Exercise aim: All entries must be given again exactly as written.

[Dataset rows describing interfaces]
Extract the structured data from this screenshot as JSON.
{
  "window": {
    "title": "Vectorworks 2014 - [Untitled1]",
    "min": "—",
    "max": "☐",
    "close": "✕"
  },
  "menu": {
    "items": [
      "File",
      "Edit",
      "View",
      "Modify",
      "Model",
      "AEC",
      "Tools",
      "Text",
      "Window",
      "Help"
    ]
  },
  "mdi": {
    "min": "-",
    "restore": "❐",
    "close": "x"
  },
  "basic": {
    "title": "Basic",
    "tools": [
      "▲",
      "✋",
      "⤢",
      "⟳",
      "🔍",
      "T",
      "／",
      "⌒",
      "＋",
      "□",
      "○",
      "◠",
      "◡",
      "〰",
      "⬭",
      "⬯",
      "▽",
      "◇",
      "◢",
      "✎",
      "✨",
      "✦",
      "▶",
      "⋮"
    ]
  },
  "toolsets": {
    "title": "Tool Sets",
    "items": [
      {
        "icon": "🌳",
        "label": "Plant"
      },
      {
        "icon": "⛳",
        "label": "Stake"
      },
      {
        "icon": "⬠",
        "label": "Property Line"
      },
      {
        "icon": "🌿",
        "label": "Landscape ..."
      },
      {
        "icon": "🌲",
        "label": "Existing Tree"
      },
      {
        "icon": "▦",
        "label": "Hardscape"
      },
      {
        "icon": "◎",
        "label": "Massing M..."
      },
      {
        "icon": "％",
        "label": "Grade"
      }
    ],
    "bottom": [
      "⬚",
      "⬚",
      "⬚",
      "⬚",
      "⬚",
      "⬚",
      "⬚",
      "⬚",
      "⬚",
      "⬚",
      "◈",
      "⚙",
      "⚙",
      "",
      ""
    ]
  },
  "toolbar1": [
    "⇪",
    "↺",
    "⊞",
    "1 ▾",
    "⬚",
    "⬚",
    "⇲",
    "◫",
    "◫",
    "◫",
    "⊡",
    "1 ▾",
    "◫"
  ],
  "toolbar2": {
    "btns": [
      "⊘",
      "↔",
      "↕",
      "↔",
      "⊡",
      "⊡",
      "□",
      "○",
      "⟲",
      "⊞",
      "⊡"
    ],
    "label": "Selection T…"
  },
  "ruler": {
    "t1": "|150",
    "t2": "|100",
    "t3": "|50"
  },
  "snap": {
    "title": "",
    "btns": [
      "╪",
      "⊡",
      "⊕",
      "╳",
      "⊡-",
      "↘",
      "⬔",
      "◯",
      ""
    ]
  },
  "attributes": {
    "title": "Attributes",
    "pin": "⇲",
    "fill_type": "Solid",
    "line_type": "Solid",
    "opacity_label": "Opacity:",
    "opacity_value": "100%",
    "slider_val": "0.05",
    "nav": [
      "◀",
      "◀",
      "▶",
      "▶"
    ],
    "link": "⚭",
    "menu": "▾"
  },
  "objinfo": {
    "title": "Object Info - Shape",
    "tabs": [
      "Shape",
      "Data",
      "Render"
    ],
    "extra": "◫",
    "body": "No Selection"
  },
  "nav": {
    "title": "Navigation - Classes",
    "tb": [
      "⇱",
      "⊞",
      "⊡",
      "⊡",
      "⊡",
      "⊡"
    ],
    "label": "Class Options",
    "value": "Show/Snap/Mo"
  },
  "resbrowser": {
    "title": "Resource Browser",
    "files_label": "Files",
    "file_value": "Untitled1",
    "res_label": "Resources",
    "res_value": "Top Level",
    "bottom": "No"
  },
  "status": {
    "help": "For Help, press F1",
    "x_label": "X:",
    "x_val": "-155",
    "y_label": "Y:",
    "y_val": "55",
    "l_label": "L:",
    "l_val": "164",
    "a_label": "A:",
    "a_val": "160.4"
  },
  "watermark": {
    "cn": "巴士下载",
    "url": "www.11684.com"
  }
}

Written answer:
Extract the structured data from this screenshot as JSON.
{
  "window": {
    "title": "Vectorworks 2014 - [Untitled1]",
    "min": "—",
    "max": "☐",
    "close": "✕"
  },
  "menu": {
    "items": [
      "File",
      "Edit",
      "View",
      "Modify",
      "Model",
      "AEC",
      "Tools",
      "Text",
      "Window",
      "Help"
    ]
  },
  "mdi": {
    "min": "-",
    "restore": "❐",
    "close": "x"
  },
  "basic": {
    "title": "Basic",
    "tools": [
      "▲",
      "✋",
      "⤢",
      "⟳",
      "🔍",
      "T",
      "／",
      "⌒",
      "＋",
      "□",
      "○",
      "◠",
      "◡",
      "〰",
      "⬭",
      "⬯",
      "▽",
      "◇",
      "◢",
      "✎",
      "✨",
      "✦",
      "▶",
      "⋮"
    ]
  },
  "toolsets": {
    "title": "Tool Sets",
    "items": [
      {
        "icon": "🌳",
        "label": "Plant"
      },
      {
        "icon": "⛳",
        "label": "Stake"
      },
      {
        "icon": "⬠",
        "label": "Property Line"
      },
      {
        "icon": "🌿",
        "label": "Landscape ..."
      },
      {
        "icon": "🌲",
        "label": "Existing Tree"
      },
      {
        "icon": "▦",
        "label": "Hardscape"
      },
      {
        "icon": "◎",
        "label": "Massing M..."
      },
      {
        "icon": "％",
        "label": "Grade"
      }
    ],
    "bottom": [
      "⬚",
      "⬚",
      "⬚",
      "⬚",
      "⬚",
      "⬚",
      "⬚",
      "⬚",
      "⬚",
      "⬚",
      "◈",
      "⚙",
      "⚙",
      "",
      ""
    ]
  },
  "toolbar1": [
    "⇪",
    "↺",
    "⊞",
    "1 ▾",
    "⬚",
    "⬚",
    "⇲",
    "◫",
    "◫",
    "◫",
    "⊡",
    "1 ▾",
    "◫"
  ],
  "toolbar2": {
    "btns": [
      "⊘",
      "↔",
      "↕",
      "↔",
      "⊡",
      "⊡",
      "□",
      "○",
      "⟲",
      "⊞",
      "⊡"
    ],
    "label": "Selection T…"
  },
  "ruler": {
    "t1": "|150",
    "t2": "|100",
    "t3": "|50"
  },
  "snap": {
    "title": "",
    "btns": [
      "╪",
      "⊡",
      "⊕",
      "╳",
      "⊡-",
      "↘",
      "⬔",
      "◯",
      ""
    ]
  },
  "attributes": {
    "title": "Attributes",
    "pin": "⇲",
    "fill_type": "Solid",
    "line_type": "Solid",
    "opacity_label": "Opacity:",
    "opacity_value": "100%",
    "slider_val": "0.05",
    "nav": [
      "◀",
      "◀",
      "▶",
      "▶"
    ],
    "link": "⚭",
    "menu": "▾"
  },
  "objinfo": {
    "title": "Object Info - Shape",
    "tabs": [
      "Shape",
      "Data",
      "Render"
    ],
    "extra": "◫",
    "body": "No Selection"
  },
  "nav": {
    "title": "Navigation - Classes",
    "tb": [
      "⇱",
      "⊞",
      "⊡",
      "⊡",
      "⊡",
      "⊡"
    ],
    "label": "Class Options",
    "value": "Show/Snap/Mo"
  },
  "resbrowser": {
    "title": "Resource Browser",
    "files_label": "Files",
    "file_value": "Untitled1",
    "res_label": "Resources",
    "res_value": "Top Level",
    "bottom": "No"
  },
  "status": {
    "help": "For Help, press F1",
    "x_label": "X:",
    "x_val": "-155",
    "y_label": "Y:",
    "y_val": "55",
    "l_label": "L:",
    "l_val": "164",
    "a_label": "A:",
    "a_val": "160.4"
  },
  "watermark": {
    "cn": "巴士下载",
    "url": "www.11684.com"
  }
}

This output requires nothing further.